-- MATERIAL FOR THIS EXERCISE follows --

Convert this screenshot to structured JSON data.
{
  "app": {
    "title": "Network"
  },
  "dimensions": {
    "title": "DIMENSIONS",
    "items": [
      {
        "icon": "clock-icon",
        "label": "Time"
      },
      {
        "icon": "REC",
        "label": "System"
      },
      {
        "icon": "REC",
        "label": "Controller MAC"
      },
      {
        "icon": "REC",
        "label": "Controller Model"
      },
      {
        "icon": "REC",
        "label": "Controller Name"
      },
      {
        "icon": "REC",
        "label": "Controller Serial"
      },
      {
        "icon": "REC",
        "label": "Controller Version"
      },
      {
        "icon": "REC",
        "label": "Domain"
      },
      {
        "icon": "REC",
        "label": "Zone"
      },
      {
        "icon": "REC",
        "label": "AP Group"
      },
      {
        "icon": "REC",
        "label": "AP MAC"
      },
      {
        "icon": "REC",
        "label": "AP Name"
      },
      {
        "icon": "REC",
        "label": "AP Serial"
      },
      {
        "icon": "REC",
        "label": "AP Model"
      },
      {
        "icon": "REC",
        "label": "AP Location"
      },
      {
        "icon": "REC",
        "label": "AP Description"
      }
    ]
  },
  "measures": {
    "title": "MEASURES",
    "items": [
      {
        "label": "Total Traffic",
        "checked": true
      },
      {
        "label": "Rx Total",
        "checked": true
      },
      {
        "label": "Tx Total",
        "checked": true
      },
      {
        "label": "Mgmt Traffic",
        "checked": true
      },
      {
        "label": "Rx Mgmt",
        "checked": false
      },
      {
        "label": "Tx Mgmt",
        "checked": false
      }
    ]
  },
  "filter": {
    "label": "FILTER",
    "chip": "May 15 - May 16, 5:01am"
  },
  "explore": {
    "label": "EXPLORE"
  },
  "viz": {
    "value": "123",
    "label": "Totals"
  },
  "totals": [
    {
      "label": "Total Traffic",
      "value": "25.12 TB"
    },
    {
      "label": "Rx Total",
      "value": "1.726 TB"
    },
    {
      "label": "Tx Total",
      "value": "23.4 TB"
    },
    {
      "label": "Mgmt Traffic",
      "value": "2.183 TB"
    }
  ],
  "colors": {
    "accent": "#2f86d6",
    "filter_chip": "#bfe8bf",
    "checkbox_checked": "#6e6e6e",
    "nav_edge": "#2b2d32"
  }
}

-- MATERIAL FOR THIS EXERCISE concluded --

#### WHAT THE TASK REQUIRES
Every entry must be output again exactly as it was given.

#### ANSWER FOR THE TASK
Convert this screenshot to structured JSON data.
{
  "app": {
    "title": "Network"
  },
  "dimensions": {
    "title": "DIMENSIONS",
    "items": [
      {
        "icon": "clock-icon",
        "label": "Time"
      },
      {
        "icon": "REC",
        "label": "System"
      },
      {
        "icon": "REC",
        "label": "Controller MAC"
      },
      {
        "icon": "REC",
        "label": "Controller Model"
      },
      {
        "icon": "REC",
        "label": "Controller Name"
      },
      {
        "icon": "REC",
        "label": "Controller Serial"
      },
      {
        "icon": "REC",
        "label": "Controller Version"
      },
      {
        "icon": "REC",
        "label": "Domain"
      },
      {
        "icon": "REC",
        "label": "Zone"
      },
      {
        "icon": "REC",
        "label": "AP Group"
      },
      {
        "icon": "REC",
        "label": "AP MAC"
      },
      {
        "icon": "REC",
        "label": "AP Name"
      },
      {
        "icon": "REC",
        "label": "AP Serial"
      },
      {
        "icon": "REC",
        "label": "AP Model"
      },
      {
        "icon": "REC",
        "label": "AP Location"
      },
      {
        "icon": "REC",
        "label": "AP Description"
      }
    ]
  },
  "measures": {
    "title": "MEASURES",
    "items": [
      {
        "label": "Total Traffic",
        "checked": true
      },
      {
        "label": "Rx Total",
        "checked": true
      },
      {
        "label": "Tx Total",
        "checked": true
      },
      {
        "label": "Mgmt Traffic",
        "checked": true
      },
      {
        "label": "Rx Mgmt",
        "checked": false
      },
      {
        "label": "Tx Mgmt",
        "checked": false
      }
    ]
  },
  "filter": {
    "label": "FILTER",
    "chip": "May 15 - May 16, 5:01am"
  },
  "explore": {
    "label": "EXPLORE"
  },
  "viz": {
    "value": "123",
    "label": "Totals"
  },
  "totals": [
    {
      "label": "Total Traffic",
      "value": "25.12 TB"
    },
    {
      "label": "Rx Total",
      "value": "1.726 TB"
    },
    {
      "label": "Tx Total",
      "value": "23.4 TB"
    },
    {
      "label": "Mgmt Traffic",
      "value": "2.183 TB"
    }
  ],
  "colors": {
    "accent": "#2f86d6",
    "filter_chip": "#bfe8bf",
    "checkbox_checked": "#6e6e6e",
    "nav_edge": "#2b2d32"
  }
}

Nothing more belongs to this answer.